**Task brief:** The answer is the set of lines that include "handle", copied from the data below.

=====

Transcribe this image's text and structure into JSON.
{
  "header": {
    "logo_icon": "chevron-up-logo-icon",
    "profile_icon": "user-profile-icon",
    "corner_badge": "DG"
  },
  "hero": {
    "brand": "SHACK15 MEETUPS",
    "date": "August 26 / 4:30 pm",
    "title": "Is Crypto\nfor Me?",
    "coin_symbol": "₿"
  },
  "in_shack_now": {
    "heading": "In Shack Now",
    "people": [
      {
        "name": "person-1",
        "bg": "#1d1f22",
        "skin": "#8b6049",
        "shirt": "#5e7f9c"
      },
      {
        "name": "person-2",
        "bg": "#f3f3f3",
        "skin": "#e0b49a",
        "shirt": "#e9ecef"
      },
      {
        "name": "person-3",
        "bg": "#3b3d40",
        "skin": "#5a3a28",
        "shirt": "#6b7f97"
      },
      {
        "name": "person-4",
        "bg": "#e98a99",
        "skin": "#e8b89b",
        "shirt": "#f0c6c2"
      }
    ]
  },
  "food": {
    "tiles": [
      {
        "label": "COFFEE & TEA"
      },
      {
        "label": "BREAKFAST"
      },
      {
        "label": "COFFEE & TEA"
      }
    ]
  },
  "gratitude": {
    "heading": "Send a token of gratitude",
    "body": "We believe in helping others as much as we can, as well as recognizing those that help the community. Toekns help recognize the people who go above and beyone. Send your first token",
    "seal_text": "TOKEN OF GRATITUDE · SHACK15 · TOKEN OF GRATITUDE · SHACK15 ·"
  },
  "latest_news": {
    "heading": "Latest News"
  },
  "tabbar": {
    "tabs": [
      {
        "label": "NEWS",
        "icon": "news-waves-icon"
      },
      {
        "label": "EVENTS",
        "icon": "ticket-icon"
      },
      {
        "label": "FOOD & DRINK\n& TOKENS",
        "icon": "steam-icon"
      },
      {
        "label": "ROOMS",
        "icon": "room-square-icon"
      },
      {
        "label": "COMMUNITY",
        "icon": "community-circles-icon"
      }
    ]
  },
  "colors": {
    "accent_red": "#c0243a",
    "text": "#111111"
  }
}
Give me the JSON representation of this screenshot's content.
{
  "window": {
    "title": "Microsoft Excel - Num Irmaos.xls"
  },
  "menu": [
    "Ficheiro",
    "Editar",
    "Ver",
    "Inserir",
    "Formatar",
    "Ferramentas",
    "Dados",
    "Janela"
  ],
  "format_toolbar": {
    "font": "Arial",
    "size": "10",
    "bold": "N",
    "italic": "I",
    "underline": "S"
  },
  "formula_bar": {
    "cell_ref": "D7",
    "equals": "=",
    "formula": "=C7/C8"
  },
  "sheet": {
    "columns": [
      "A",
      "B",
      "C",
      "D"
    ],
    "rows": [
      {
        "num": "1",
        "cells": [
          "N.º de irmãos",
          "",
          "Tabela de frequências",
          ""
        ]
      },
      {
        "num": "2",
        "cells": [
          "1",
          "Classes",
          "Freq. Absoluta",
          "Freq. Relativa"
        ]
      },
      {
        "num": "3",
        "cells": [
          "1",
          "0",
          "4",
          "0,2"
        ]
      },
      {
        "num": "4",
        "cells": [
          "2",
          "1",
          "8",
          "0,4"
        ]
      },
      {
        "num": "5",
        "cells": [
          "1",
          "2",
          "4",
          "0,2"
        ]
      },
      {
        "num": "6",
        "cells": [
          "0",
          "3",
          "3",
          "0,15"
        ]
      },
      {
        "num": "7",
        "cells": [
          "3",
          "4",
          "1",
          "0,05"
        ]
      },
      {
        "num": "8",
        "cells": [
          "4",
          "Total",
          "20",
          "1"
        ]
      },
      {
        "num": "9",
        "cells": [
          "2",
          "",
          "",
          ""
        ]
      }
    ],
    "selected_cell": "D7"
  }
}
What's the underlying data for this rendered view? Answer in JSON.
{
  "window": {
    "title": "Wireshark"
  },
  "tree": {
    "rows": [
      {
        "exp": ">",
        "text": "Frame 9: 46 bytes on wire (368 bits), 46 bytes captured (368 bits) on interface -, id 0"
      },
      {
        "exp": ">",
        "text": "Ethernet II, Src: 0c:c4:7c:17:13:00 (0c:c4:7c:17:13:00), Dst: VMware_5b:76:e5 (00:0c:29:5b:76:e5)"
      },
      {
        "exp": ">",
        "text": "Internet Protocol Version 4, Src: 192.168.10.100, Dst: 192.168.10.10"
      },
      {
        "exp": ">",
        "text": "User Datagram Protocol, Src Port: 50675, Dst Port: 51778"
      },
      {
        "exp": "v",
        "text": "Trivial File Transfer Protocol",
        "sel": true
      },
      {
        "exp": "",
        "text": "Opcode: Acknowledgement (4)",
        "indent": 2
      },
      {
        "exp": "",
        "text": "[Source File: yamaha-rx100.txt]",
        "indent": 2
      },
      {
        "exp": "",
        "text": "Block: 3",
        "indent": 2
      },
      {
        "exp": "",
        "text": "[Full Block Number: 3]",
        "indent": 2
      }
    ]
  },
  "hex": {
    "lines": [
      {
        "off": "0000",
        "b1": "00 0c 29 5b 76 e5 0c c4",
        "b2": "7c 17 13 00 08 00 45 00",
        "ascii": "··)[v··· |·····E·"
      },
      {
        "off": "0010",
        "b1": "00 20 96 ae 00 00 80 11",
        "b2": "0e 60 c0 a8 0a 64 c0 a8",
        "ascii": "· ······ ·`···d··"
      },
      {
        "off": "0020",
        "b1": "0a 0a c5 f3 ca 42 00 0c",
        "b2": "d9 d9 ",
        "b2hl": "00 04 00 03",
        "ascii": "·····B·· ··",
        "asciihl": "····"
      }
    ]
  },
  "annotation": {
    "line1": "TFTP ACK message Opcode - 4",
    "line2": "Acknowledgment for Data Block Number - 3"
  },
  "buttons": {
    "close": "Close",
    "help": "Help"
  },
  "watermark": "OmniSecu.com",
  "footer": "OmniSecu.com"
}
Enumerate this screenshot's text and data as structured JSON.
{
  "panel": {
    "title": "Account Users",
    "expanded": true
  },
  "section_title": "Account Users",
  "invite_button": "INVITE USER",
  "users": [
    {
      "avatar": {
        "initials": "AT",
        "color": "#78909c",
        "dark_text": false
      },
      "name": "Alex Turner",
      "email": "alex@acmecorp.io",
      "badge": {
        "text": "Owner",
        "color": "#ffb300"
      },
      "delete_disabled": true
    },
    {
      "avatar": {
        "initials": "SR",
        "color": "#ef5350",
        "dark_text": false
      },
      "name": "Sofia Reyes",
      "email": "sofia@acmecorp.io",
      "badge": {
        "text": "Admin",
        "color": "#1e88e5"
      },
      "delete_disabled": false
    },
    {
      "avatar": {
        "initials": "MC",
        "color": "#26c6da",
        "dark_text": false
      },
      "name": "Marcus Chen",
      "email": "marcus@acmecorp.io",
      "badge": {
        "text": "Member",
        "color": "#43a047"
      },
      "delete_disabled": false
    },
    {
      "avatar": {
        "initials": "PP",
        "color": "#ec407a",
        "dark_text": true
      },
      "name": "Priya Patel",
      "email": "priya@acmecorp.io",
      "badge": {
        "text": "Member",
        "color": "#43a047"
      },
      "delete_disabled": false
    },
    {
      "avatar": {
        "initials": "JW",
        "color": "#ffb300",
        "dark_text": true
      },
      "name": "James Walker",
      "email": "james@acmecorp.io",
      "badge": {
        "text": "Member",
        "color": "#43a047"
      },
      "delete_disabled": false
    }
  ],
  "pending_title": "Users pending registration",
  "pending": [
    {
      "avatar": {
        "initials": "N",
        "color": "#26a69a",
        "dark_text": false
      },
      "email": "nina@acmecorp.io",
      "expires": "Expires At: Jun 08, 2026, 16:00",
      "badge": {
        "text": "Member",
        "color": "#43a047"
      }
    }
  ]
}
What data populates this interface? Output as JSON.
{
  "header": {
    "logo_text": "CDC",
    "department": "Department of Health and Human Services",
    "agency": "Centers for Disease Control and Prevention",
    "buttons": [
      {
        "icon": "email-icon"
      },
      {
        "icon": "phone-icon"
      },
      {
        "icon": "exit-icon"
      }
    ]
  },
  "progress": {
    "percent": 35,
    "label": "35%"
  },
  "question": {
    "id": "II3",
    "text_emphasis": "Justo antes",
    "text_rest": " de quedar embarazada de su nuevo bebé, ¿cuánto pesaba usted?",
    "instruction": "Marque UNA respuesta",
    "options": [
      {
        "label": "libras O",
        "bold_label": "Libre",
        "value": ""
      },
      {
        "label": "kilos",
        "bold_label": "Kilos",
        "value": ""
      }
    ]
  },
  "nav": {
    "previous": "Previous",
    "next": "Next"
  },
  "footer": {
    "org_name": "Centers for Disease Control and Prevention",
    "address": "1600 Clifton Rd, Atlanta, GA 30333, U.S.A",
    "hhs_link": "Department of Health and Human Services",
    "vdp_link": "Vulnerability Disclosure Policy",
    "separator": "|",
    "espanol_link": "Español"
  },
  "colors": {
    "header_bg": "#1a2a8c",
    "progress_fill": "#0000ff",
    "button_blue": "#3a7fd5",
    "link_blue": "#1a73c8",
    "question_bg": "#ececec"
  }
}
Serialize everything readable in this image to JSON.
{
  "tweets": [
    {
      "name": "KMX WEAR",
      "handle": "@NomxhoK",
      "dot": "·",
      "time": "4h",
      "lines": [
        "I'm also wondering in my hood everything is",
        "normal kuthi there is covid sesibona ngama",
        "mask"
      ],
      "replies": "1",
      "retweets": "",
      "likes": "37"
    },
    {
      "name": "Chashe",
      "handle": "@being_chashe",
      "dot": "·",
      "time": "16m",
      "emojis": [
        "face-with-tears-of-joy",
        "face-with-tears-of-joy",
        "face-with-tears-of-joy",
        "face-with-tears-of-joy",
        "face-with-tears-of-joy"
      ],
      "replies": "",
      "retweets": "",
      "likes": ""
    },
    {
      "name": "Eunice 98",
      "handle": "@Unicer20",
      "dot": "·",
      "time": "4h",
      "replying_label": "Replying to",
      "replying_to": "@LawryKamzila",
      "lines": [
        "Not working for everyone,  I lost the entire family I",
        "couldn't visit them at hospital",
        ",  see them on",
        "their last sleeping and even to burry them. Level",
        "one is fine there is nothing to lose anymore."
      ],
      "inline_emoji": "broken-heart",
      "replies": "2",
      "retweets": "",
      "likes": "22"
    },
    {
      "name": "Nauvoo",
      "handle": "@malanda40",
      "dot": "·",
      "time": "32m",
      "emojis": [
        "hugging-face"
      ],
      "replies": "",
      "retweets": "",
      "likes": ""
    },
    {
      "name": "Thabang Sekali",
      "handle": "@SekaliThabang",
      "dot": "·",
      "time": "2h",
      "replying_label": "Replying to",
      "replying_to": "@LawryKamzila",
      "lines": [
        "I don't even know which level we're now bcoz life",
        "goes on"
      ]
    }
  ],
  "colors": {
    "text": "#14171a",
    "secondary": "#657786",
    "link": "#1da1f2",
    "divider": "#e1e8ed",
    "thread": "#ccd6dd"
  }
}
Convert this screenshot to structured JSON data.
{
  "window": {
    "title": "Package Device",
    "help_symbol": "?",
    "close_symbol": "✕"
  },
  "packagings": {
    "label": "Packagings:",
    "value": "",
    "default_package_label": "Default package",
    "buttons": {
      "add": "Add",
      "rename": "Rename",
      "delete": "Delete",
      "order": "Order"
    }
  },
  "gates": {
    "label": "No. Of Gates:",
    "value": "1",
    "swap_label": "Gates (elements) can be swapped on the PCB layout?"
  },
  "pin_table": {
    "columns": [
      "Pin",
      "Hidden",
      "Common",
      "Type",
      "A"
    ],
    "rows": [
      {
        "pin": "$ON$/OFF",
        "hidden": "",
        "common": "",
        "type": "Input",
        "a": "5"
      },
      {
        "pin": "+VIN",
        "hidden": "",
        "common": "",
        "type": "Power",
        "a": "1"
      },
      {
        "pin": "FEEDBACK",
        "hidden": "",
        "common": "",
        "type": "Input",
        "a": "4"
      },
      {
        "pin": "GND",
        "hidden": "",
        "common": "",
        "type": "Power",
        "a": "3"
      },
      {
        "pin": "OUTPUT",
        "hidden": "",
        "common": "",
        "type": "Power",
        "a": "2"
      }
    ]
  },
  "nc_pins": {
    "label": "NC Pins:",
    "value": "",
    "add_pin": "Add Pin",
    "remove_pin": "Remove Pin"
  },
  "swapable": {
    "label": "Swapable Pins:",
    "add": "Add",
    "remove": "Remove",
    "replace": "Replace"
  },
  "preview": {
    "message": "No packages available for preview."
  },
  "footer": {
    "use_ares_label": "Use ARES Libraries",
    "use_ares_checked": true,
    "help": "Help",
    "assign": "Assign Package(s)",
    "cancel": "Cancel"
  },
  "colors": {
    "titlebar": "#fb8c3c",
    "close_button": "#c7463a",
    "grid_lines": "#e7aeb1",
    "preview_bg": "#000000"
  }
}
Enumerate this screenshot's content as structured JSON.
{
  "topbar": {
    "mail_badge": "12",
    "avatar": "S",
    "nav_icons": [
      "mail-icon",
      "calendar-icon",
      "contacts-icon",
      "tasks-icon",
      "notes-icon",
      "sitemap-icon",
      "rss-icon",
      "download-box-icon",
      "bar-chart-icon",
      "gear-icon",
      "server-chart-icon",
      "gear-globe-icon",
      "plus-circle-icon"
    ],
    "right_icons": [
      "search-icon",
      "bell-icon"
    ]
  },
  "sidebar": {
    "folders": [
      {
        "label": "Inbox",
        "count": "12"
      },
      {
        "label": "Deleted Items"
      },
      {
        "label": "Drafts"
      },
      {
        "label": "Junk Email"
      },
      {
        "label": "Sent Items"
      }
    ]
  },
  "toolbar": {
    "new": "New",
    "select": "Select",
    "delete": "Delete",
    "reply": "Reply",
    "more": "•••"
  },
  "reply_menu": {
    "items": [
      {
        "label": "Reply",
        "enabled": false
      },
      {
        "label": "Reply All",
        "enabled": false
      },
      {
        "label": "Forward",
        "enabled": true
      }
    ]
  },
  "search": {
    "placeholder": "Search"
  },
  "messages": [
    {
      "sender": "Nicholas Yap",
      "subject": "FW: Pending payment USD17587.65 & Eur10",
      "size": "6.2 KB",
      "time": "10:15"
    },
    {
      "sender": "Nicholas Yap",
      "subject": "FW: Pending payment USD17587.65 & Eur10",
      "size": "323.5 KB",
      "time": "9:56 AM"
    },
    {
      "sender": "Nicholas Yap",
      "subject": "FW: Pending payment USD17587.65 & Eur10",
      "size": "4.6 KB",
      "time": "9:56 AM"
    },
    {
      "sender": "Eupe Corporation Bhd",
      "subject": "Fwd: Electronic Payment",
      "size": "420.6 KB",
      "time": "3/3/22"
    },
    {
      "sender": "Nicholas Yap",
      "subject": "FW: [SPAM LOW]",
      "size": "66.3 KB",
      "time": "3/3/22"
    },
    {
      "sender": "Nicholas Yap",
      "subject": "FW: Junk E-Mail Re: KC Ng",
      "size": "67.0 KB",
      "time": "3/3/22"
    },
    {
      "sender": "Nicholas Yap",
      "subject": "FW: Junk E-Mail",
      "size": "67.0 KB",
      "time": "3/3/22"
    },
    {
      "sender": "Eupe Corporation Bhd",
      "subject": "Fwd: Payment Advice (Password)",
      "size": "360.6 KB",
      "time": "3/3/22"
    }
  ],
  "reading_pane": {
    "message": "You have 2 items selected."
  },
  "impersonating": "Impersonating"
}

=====

**Result of the exercise:**
      "handle": "@NomxhoK",
      "handle": "@being_chashe",
      "handle": "@Unicer20",
      "handle": "@malanda40",
      "handle": "@SekaliThabang",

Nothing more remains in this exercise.